Swiss fans and RadioShack-Nissan team supporters distraught at the apparent end of Fabian Cancellara’s Classics season for 2012 have been given a glimmer of hope after scientists and medical doctors have suggested that they might be able to salvage his ambition of winning Paris-Roubaix.
The double winner of the race came down heavily in the feed zone of Sunday’s Ronde van Vlaanderen Classic, fracturing his right collarbone in four places and putting an immediate end to his race.
The team announced afterwards that he would travel back to Switzerland to undergo an operation in Basel.
Details were initially scarce about the operation that was carried out Sunday evening, but it was presumed that it would be the standard procedure to pin the breaks, helping the bone to sit in the correct position as the fragments knit back together.
A standard fracture normally takes several weeks to heal, although Italian rider Filippo Pozzato was able to push that to the extreme when he returned to racing just nine days after falling in the Tour of Qatar. His injury was, however, not as severe as that experienced by Cancellara on Sunday, thus leading to a widespread resignation that the Roubaix dream was over until 2013.
Fortunately, that may not necessarily be the case. An overheard conversation between RadioShack-Nissan personnel after the race suggested that something unusual was to take place. While they refused to comment, several phone calls to Switzerland saw this writer receive confirmation Sunday evening of a revolutionary procedure which was used for the first time in professional cycling.
Essentially, Cancellara’s shattered collarbone has been removed and replaced with a match taken from a cadaver.
While it is difficult to ensure the clavicles are completely identical, Swiss scientists – who spoke on condition of anonymity – said that they had fused carbon fibre mouldings to the replacement bone, thus mirroring the original shape.

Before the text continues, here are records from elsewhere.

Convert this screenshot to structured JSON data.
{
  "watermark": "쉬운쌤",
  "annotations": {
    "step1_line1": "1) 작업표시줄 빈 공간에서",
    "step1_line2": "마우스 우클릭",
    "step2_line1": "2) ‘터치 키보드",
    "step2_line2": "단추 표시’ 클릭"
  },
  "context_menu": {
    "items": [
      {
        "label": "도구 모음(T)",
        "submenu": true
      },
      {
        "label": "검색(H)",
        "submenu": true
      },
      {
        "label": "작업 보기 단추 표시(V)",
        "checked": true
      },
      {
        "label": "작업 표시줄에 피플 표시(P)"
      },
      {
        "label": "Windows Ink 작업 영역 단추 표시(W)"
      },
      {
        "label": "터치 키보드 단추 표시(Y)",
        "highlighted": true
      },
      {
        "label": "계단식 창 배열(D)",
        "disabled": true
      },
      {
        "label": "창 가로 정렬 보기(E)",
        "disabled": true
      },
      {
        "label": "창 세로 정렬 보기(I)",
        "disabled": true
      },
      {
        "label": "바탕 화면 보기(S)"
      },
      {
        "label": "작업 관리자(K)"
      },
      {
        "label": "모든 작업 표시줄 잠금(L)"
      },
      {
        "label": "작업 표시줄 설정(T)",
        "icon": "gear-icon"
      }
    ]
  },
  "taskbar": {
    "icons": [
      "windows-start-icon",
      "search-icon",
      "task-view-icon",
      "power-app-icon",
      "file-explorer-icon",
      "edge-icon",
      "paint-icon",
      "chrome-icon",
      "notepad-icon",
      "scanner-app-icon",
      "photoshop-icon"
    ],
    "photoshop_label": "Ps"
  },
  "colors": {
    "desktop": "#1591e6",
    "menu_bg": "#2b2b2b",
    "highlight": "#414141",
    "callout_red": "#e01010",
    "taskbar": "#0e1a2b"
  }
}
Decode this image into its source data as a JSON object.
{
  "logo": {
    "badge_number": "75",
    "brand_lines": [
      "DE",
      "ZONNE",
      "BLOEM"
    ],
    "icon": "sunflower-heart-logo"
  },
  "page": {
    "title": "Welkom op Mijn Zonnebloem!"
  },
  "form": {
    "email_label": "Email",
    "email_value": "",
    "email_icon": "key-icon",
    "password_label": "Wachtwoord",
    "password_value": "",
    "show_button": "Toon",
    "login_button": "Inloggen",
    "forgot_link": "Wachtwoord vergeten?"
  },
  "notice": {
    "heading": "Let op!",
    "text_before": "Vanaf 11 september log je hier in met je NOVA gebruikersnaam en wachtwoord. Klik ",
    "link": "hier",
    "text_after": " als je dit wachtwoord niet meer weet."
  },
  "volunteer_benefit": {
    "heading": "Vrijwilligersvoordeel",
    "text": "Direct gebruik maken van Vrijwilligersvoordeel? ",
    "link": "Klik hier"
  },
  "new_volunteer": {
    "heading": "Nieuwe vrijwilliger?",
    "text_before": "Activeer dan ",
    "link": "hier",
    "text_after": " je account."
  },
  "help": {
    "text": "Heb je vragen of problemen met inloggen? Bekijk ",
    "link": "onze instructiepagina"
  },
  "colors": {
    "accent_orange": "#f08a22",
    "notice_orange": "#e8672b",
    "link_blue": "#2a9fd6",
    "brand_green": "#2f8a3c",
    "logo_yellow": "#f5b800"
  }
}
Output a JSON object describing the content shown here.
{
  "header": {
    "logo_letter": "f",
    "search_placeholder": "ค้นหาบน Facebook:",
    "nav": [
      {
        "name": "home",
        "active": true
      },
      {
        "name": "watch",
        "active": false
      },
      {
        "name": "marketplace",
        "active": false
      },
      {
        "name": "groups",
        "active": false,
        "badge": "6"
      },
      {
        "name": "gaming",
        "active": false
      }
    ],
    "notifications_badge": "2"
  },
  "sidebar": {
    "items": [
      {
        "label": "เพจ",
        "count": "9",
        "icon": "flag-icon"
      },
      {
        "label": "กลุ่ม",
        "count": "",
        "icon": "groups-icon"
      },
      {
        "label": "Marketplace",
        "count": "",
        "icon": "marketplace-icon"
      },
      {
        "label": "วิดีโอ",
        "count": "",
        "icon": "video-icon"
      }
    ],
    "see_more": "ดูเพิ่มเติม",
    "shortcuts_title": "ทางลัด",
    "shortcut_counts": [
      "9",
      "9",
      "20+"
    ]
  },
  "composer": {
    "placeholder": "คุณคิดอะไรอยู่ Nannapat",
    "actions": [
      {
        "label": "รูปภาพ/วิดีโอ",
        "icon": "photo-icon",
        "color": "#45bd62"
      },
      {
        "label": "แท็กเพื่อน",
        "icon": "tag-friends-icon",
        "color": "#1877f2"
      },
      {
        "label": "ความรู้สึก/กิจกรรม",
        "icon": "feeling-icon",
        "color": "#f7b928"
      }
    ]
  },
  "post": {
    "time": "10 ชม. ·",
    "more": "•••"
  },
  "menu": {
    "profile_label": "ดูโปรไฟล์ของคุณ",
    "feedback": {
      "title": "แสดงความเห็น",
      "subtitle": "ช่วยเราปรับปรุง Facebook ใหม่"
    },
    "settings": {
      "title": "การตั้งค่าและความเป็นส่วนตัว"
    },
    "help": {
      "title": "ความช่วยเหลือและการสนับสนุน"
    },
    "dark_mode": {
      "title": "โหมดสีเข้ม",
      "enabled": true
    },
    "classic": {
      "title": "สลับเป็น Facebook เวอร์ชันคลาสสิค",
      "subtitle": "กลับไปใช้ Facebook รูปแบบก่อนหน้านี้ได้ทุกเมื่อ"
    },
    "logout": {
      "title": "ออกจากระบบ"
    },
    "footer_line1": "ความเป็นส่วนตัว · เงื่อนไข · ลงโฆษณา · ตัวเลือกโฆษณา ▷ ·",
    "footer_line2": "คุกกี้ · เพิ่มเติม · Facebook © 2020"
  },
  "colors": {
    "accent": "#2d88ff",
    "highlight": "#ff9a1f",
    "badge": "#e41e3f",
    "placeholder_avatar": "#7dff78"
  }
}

“This ensures a perfect fit, meaning there will be minimal disruption,” explained one of the scientists. “We can rebuild him. We have the biotechnology. Cancellara’s own ligaments have been used to hold the structure in place, and will result in a very quick recovery.”
Dr. Steven Austin, the surgeon who oversaw the procedure, said that the recovery time was expected to only be ‘three to four days,’ much faster than would be normally expected for an injury of that nature.
Pressed as to the cost of the procedure, he was tightlipped, but said that the team and its sponsors had told him they considered it absolutely imperative that the rider be present for Paris-Roubaix.
A separate medical expert who is familiar with the revolutionary procedure said that the cost could be as high as 5.4 million Swiss Francs.*
It’s a staggeringly large amount but, with the sales of Trek’s recently-launched Domane frame depending on a Cancellara victory, those sponsors are understood to be willing to cover all costs.
* Approximately $6,000, 000 US dollars